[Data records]
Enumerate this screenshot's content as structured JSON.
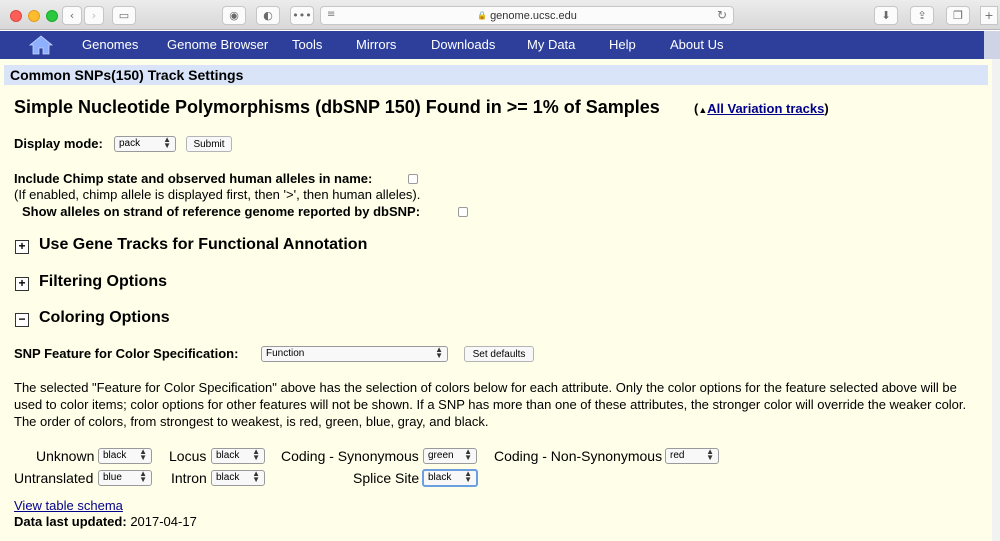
{
  "browser": {
    "url": "genome.ucsc.edu"
  },
  "nav": {
    "items": [
      "Genomes",
      "Genome Browser",
      "Tools",
      "Mirrors",
      "Downloads",
      "My Data",
      "Help",
      "About Us"
    ]
  },
  "track_header": "Common SNPs(150) Track Settings",
  "title": "Simple Nucleotide Polymorphisms (dbSNP 150) Found in >= 1% of Samples",
  "variation_link": {
    "open": "(",
    "arrow": "▲",
    "label": "All Variation tracks",
    "close": ")"
  },
  "display_mode": {
    "label": "Display mode:",
    "value": "pack",
    "submit": "Submit"
  },
  "chimp": {
    "label": "Include Chimp state and observed human alleles in name:",
    "note": "(If enabled, chimp allele is displayed first, then '>', then human alleles)."
  },
  "strand_label": "Show alleles on strand of reference genome reported by dbSNP:",
  "sections": [
    {
      "toggle": "+",
      "title": "Use Gene Tracks for Functional Annotation"
    },
    {
      "toggle": "+",
      "title": "Filtering Options"
    },
    {
      "toggle": "−",
      "title": "Coloring Options"
    }
  ],
  "color_spec": {
    "label": "SNP Feature for Color Specification:",
    "value": "Function",
    "defaults": "Set defaults"
  },
  "description": "The selected \"Feature for Color Specification\" above has the selection of colors below for each attribute. Only the color options for the feature selected above will be used to color items; color options for other features will not be shown. If a SNP has more than one of these attributes, the stronger color will override the weaker color. The order of colors, from strongest to weakest, is red, green, blue, gray, and black.",
  "attributes": [
    {
      "label": "Unknown",
      "value": "black"
    },
    {
      "label": "Locus",
      "value": "black"
    },
    {
      "label": "Coding - Synonymous",
      "value": "green"
    },
    {
      "label": "Coding - Non-Synonymous",
      "value": "red"
    },
    {
      "label": "Untranslated",
      "value": "blue"
    },
    {
      "label": "Intron",
      "value": "black"
    },
    {
      "label": "Splice Site",
      "value": "black"
    }
  ],
  "schema_link": "View table schema",
  "updated": {
    "label": "Data last updated:",
    "value": "2017-04-17"
  },
  "colors": {
    "nav_bg": "#2d3f9a",
    "page_bg": "#fffee8",
    "header_bg": "#d9e4f8",
    "link": "#00008b"
  }
}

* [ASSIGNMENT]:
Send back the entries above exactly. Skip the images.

* [RESULT]:
Enumerate this screenshot's content as structured JSON.
{
  "browser": {
    "url": "genome.ucsc.edu"
  },
  "nav": {
    "items": [
      "Genomes",
      "Genome Browser",
      "Tools",
      "Mirrors",
      "Downloads",
      "My Data",
      "Help",
      "About Us"
    ]
  },
  "track_header": "Common SNPs(150) Track Settings",
  "title": "Simple Nucleotide Polymorphisms (dbSNP 150) Found in >= 1% of Samples",
  "variation_link": {
    "open": "(",
    "arrow": "▲",
    "label": "All Variation tracks",
    "close": ")"
  },
  "display_mode": {
    "label": "Display mode:",
    "value": "pack",
    "submit": "Submit"
  },
  "chimp": {
    "label": "Include Chimp state and observed human alleles in name:",
    "note": "(If enabled, chimp allele is displayed first, then '>', then human alleles)."
  },
  "strand_label": "Show alleles on strand of reference genome reported by dbSNP:",
  "sections": [
    {
      "toggle": "+",
      "title": "Use Gene Tracks for Functional Annotation"
    },
    {
      "toggle": "+",
      "title": "Filtering Options"
    },
    {
      "toggle": "−",
      "title": "Coloring Options"
    }
  ],
  "color_spec": {
    "label": "SNP Feature for Color Specification:",
    "value": "Function",
    "defaults": "Set defaults"
  },
  "description": "The selected \"Feature for Color Specification\" above has the selection of colors below for each attribute. Only the color options for the feature selected above will be used to color items; color options for other features will not be shown. If a SNP has more than one of these attributes, the stronger color will override the weaker color. The order of colors, from strongest to weakest, is red, green, blue, gray, and black.",
  "attributes": [
    {
      "label": "Unknown",
      "value": "black"
    },
    {
      "label": "Locus",
      "value": "black"
    },
    {
      "label": "Coding - Synonymous",
      "value": "green"
    },
    {
      "label": "Coding - Non-Synonymous",
      "value": "red"
    },
    {
      "label": "Untranslated",
      "value": "blue"
    },
    {
      "label": "Intron",
      "value": "black"
    },
    {
      "label": "Splice Site",
      "value": "black"
    }
  ],
  "schema_link": "View table schema",
  "updated": {
    "label": "Data last updated:",
    "value": "2017-04-17"
  },
  "colors": {
    "nav_bg": "#2d3f9a",
    "page_bg": "#fffee8",
    "header_bg": "#d9e4f8",
    "link": "#00008b"
  }
}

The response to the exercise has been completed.